American Airlines parent AMR Corp. won bankruptcy court approval of the deal it reached this month with regulators to consummate its $17.2 billion merger with US Airways Group Inc. and create the world’s biggest airline.

The Nov. 12 accord with the U.S. Justice Department, which agreed to drop its antitrust challenge if the carriers gave up some airport slots, was approved today by U.S. Bankruptcy Judge Sean Lane in Manhattan. Lane said he would post a written version of his ruling today at noon.

The Washington judge in the antitrust case must also approve the proposed settlement after accepting comments from the public through Feb. 7.

The deal with US Airways is the linchpin of Fort Worth, Texas-based American’s bid to emerge from bankruptcy after almost two years and repay creditors. Lane approved American’s bankruptcy reorganization plan in September, while barring it from taking effect until the underlying merger won regulatory clearance.

To resolve regulators’ concerns that the deal would give the merged airline too much clout at Washington’s Ronald Reagan National Airport and boost prices, American and US Airways agreed to divest 52 pairs of takeoff and landing slots there.
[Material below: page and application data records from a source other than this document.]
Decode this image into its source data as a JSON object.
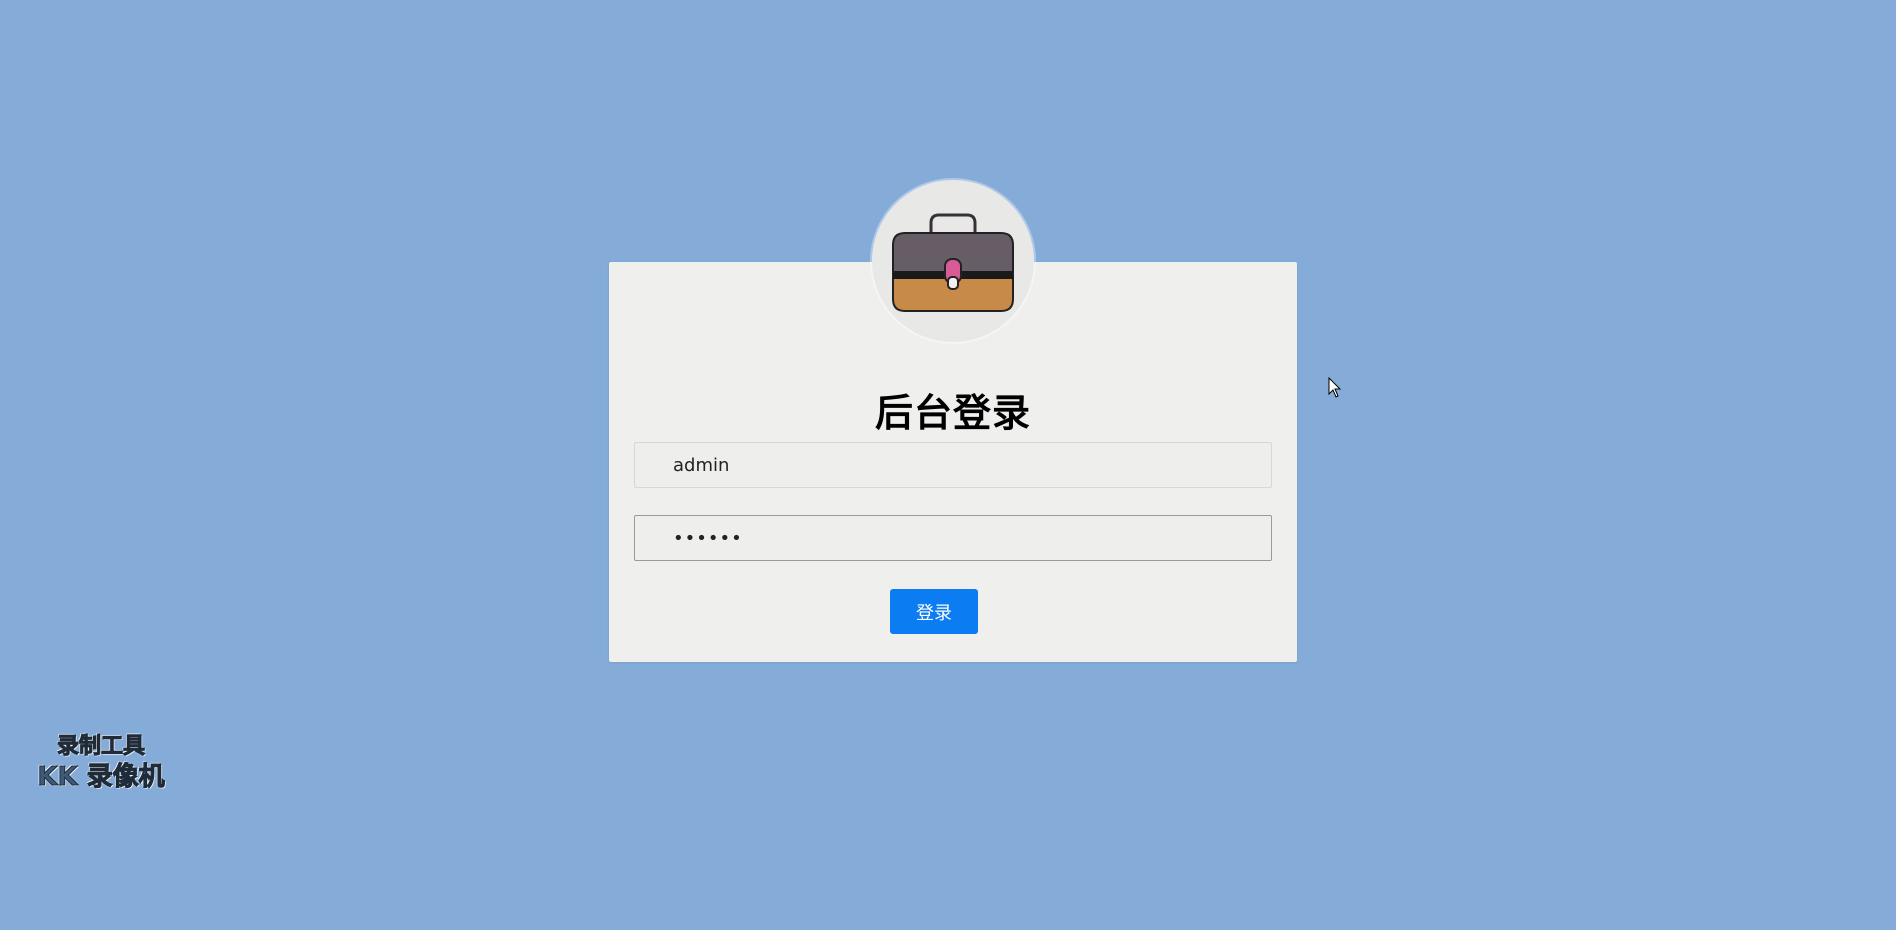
{
  "login": {
    "title": "后台登录",
    "username": {
      "value": "admin"
    },
    "password": {
      "value": "••••••"
    },
    "submit_label": "登录"
  },
  "avatar": {
    "icon": "briefcase-icon"
  },
  "watermark": {
    "line1": "录制工具",
    "line2": "KK 录像机"
  },
  "colors": {
    "background": "#85acd9",
    "card": "#eff0ee",
    "button": "#0b7cf2"
  }
}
The combined carrier will also give up 34 slots at New York’s LaGuardia Airport and make smaller concessions at five other airports.

Consumer Harm

The Justice Department filed the antitrust lawsuit in August to block the merger of American and Tempe, Arizona-based US Airways, arguing it would raise prices and harm consumers. American could emerge from bankruptcy and compete on its own without the merger, the U.S. said.

American and US Airways said a merger was the only way they could compete with United Continental Holdings Inc. and Delta Air Lines Inc., the industry’s biggest carriers. They argued the deal would give passengers more choices and generate more than $500 million a year in benefits.

AMR’s total value for its stakeholders under the reorganization plan is about $13.1 billion based on current trading, representing an increase of $2.7 billion since Aug. 7, when a valuation was last completed, Stephen Karotkin, a lawyer for the company, told Lane at a Nov. 25 hearing.

More on the American Air-US Airways Merger

“This hearing represents the culmination of perhaps the most successful Chapter 11 case for an airline in recent history,” he said, calling the value created for creditors a “remarkable achievement.”

Parker Stays

After the merger, US Airways Chief Executive Officer Doug Parker will hold that title at the combined airline, while AMR CEO Tom Horton would serve as chairman until the first annual meeting of the merged carrier.

The merger agreement gives 28 percent of the stock of the combined company to US Airways shareholders, with the remaining 72 percent going AMR creditors, unions, certain employees and shareholders.

The bankruptcy case is In re AMR Corp., 11-bk-15463, U.S. Bankruptcy Court, Southern District of New York (Manhattan). The antitrust case is U.S. v. US Airways Group Inc., 13-cv-01236, U.S. District Court, District of Columbia (Washington).

With assistance from Sara Forden and David McLaughlin in Washington. Editors: Mary Romano, Andrew Dunn. To contact the reporter on this story: Erik Larson in New York at elarson4@bloomberg.net. To contact the editor responsible for this story: Andrew Dunn at adunn8@bloomberg.net.

Photo Credit: U.S. Airways CEO Doug Parker will become the CEO of the new American Airlines after the merger is finalized. Mike Stone / Reuters